This panel appeared as part of a white supremacist manifesto published circa 1970 by the Illinois-based Sam Adams Committee on Public Safety, and distributed by the National States Rights Party (see: "Vote Right-Vote White-Vote States Rights," below). As the publication explained, the Sam Adams Committee "has been founded to reassert the political functioning of the Whitefolk majority within our Un ited States of America" (emphasis in original) through a combination of propaganda and political campaigning. The author's use of the passive voice in describing the Committee's origin betrayed a typical tendency by such conspiracy-driven groups to hide the identity of their members.

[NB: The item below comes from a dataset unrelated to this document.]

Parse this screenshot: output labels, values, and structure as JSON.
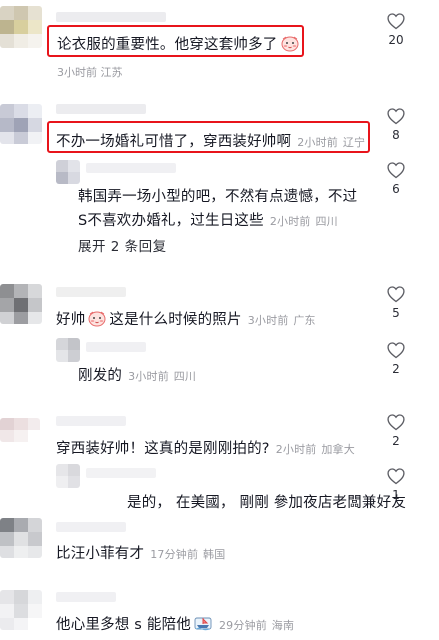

The name "Sam Adams Committee on Public Safety" explicitly attempted to link modern white supremacy with the American Revolution. This theme is repeated at several points throughout the document, including one instance where its author compared school desegregation in Little Rock, Arkansas with the Revolution’s battle at Concord, Massachusetts. This rhetorical move is also on display in the pictured image, which suggests that white supremacy--as represented by the lynching of an African American--is a fundamental aspect of US heritage. But this is also a tragic image, suggesting that this heritage has been lost by what the screed elsewhere refers to as "the insidious forces of diversion and subversion within our midst."